> Work instruction: The entries that follow must be given again exactly, with no pictures kept.

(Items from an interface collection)
· · · · · · ·

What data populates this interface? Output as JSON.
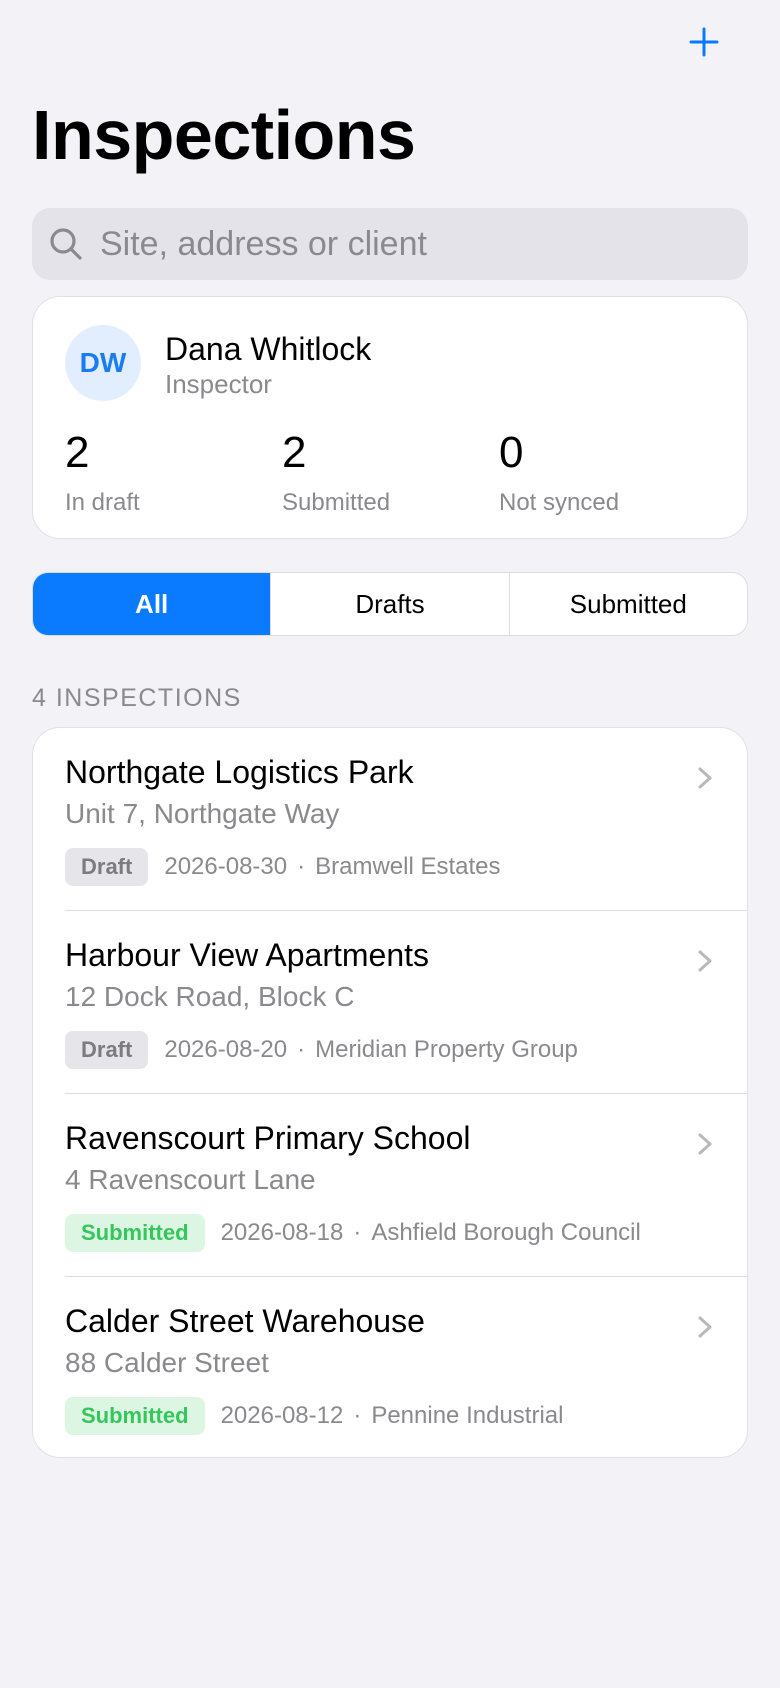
{
  "header": {
    "title": "Inspections",
    "add_icon": "plus-icon"
  },
  "search": {
    "placeholder": "Site, address or client",
    "value": ""
  },
  "profile": {
    "initials": "DW",
    "name": "Dana Whitlock",
    "role": "Inspector",
    "stats": [
      {
        "value": "2",
        "label": "In draft"
      },
      {
        "value": "2",
        "label": "Submitted"
      },
      {
        "value": "0",
        "label": "Not synced"
      }
    ]
  },
  "filter": {
    "options": [
      "All",
      "Drafts",
      "Submitted"
    ],
    "selected": "All"
  },
  "list": {
    "header": "4 INSPECTIONS",
    "items": [
      {
        "title": "Northgate Logistics Park",
        "address": "Unit 7, Northgate Way",
        "status": "Draft",
        "date": "2026-08-30",
        "client": "Bramwell Estates"
      },
      {
        "title": "Harbour View Apartments",
        "address": "12 Dock Road, Block C",
        "status": "Draft",
        "date": "2026-08-20",
        "client": "Meridian Property Group"
      },
      {
        "title": "Ravenscourt Primary School",
        "address": "4 Ravenscourt Lane",
        "status": "Submitted",
        "date": "2026-08-18",
        "client": "Ashfield Borough Council"
      },
      {
        "title": "Calder Street Warehouse",
        "address": "88 Calder Street",
        "status": "Submitted",
        "date": "2026-08-12",
        "client": "Pennine Industrial"
      }
    ]
  },
  "colors": {
    "accent": "#0A7AFF",
    "background": "#F2F2F7",
    "draft_badge": "#E5E5EA",
    "submitted_badge": "#DDF6E3",
    "submitted_text": "#34C759"
  }
}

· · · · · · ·

> Exercise answer:
What data populates this interface? Output as JSON.
{
  "header": {
    "title": "Inspections",
    "add_icon": "plus-icon"
  },
  "search": {
    "placeholder": "Site, address or client",
    "value": ""
  },
  "profile": {
    "initials": "DW",
    "name": "Dana Whitlock",
    "role": "Inspector",
    "stats": [
      {
        "value": "2",
        "label": "In draft"
      },
      {
        "value": "2",
        "label": "Submitted"
      },
      {
        "value": "0",
        "label": "Not synced"
      }
    ]
  },
  "filter": {
    "options": [
      "All",
      "Drafts",
      "Submitted"
    ],
    "selected": "All"
  },
  "list": {
    "header": "4 INSPECTIONS",
    "items": [
      {
        "title": "Northgate Logistics Park",
        "address": "Unit 7, Northgate Way",
        "status": "Draft",
        "date": "2026-08-30",
        "client": "Bramwell Estates"
      },
      {
        "title": "Harbour View Apartments",
        "address": "12 Dock Road, Block C",
        "status": "Draft",
        "date": "2026-08-20",
        "client": "Meridian Property Group"
      },
      {
        "title": "Ravenscourt Primary School",
        "address": "4 Ravenscourt Lane",
        "status": "Submitted",
        "date": "2026-08-18",
        "client": "Ashfield Borough Council"
      },
      {
        "title": "Calder Street Warehouse",
        "address": "88 Calder Street",
        "status": "Submitted",
        "date": "2026-08-12",
        "client": "Pennine Industrial"
      }
    ]
  },
  "colors": {
    "accent": "#0A7AFF",
    "background": "#F2F2F7",
    "draft_badge": "#E5E5EA",
    "submitted_badge": "#DDF6E3",
    "submitted_text": "#34C759"
  }
}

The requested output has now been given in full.